When a boy meta girl… The hyperbolic, galvanic, filthy-black-funny “Gone Girl” is multitudes. And it’s one of the most complexly disturbing movies about grownups fucking up sex in all too long. Sex, no, not sex, really, but power. Who has the fucking upper hand and who has the upper hand fucking? (Oh, the music in Rosamund Pike’s voice when her “Amazing Amy” first beds Nick (Ben Affleck) and says, as he tousles his face upon her lap in an act of assured cunnilingus, “Nick Dunne, I really like you.”) And every bit of it is so readily read into, and not limited to various and sundry accusations of misogyny in the narrative.

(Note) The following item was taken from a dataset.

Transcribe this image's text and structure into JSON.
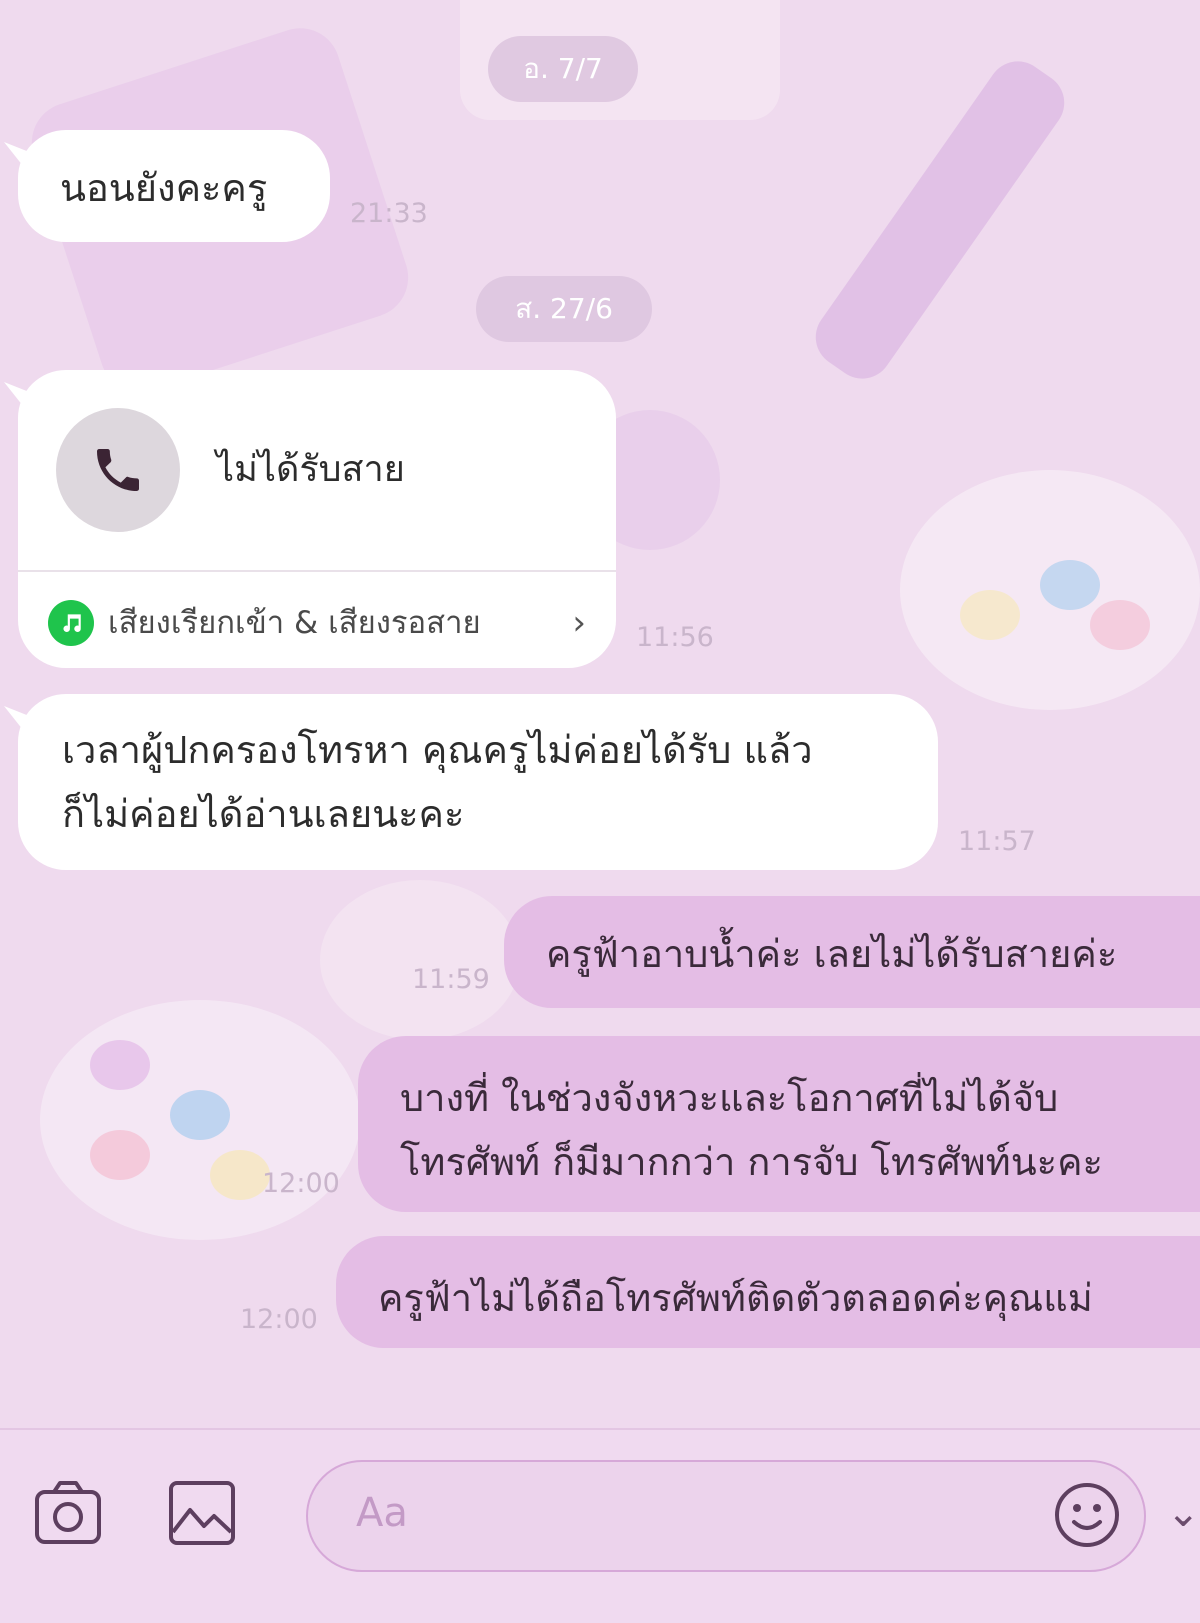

I still fear the as-yet-unwatched “King of Comedy” Blu-ray on the shelf in front of me, a troubling movie in the same rarefied vein as David Fincher and Chicago-based novelist-screenwriter Gillian Flynn’s adaptation of her bestseller. “Gone Girl” is a basket of readily spoiled twists and turns. (Which is why I’m just signposting a range of reflections here; there’s a spoiler alert at the end.) “Gone Girl” is a horror film. “Gone Girl” has no heroes. “Gone Girl” is a comedy, or as Fincher put it last week in a Los Angeles public appearance, it’s “a mystery [that] then becomes an absurdist thriller and then a satire.” (There are many antic verbal passages that veer through levels of stylization but succeed whether bluntly hyperbolic or simply sneaky.) “Gone Girl” is unreliable narration atop unreliable narration. A second viewing was nearly as unnerving as the first: there’s three sides to every story, yours mine and the cold, hard truth; Fincher and Flynn have their cake, your cake and eat it too, in meta-meta commentary of the modern moment of media and what none dare call “relationships.” Like Ned Benson’s lovely bruise of a film, “The Disappearance of Eleanor Rigby, Her/Him,” subjectivities shift. Benson seeks lyricism through unmoored characters, drifting through a haze of unnamable grief after loss. Fincher’s bifurcated narrative, on the other hand, offers shifts and shards that can be turned so many ways in the mind, and a character that, like Peter Sellers’ Quilty in Stanley Kubrick’s “Lolita,” that may or may not exist except within a single troubled mind. Cut at a sweetly punishing clip, “Gone Girl” refracts so many attitudes about the cupidity of human desire and the rapidity of the fall when attempts to fuck up another person fuck you up in turn. It may be as dense as Stanley Kubrick’s final poison-pen valentine, “Eyes Wide Shut,” which ends with the line, “You know, there is something very important we need to do as soon as possible… Fuck.” The opening and closing shots of “Gone Girl” rhyme and bookend in a way that is so much more sophisticated than some of the errant critiques I’ve read. What it does is fuck the story up, toss it in the air and let it hold there for a brief second of one human gaze that does not tell you what it is thinking. “Gone Girl”’s sleekly subjective content is darkly cynical about marriage and human relations, period, implying we create ourselves through our actions, we recreate our lovers through memory, we create the idea of our lovers/mates/enemies through selective memory and brute, hopeless desire and will to power. (The dense score by Trent Reznor and Atticus Ross is integral to the seething moods.) There’s a passage near the end of Flynn’s novel [spoiler] that roils in the mind in much the way Fincher confidently juggles the cool-hot ice-melty pretty pulp button-pusher that is “Gone Girl,” the movie: “We pretend to be in love, and we do the things we like to do when we’re in love, and it feels almost like love sometimes, because we are so perfectly putting ourselves through the paces. Reviving the muscle memory of early romance. When I forget—I can sometimes briefly forget who my wife is—I actually like hanging out with her. Or the her she is pretending to be. The fact is, my wife is a murderess who is sometimes really fun.” Oh yeah: I am so pleased I saw “Gone Girl” alone. Among the immaculate secondary cast are a happily wack-a-doodle Neil Patrick Harris, a salt-of-the-earth Carrie Coon, a most amusing Tyler Perry, a laser-like Kim Dickens, David Clennon, Patrick Fugit and Emily Ratajkowski. FindAmazingAmy.com, a website mentioned in the film, is a small delight of multimedia doodling. 149m. Widescreen. (Ray Pride)
“Gone Girl” is now playing.
Ray Pride is Newcity’s film critic and a contributing editor to Filmmaker magazine.
His multimedia history of Chicago “Ghost Signs” will be published later this year.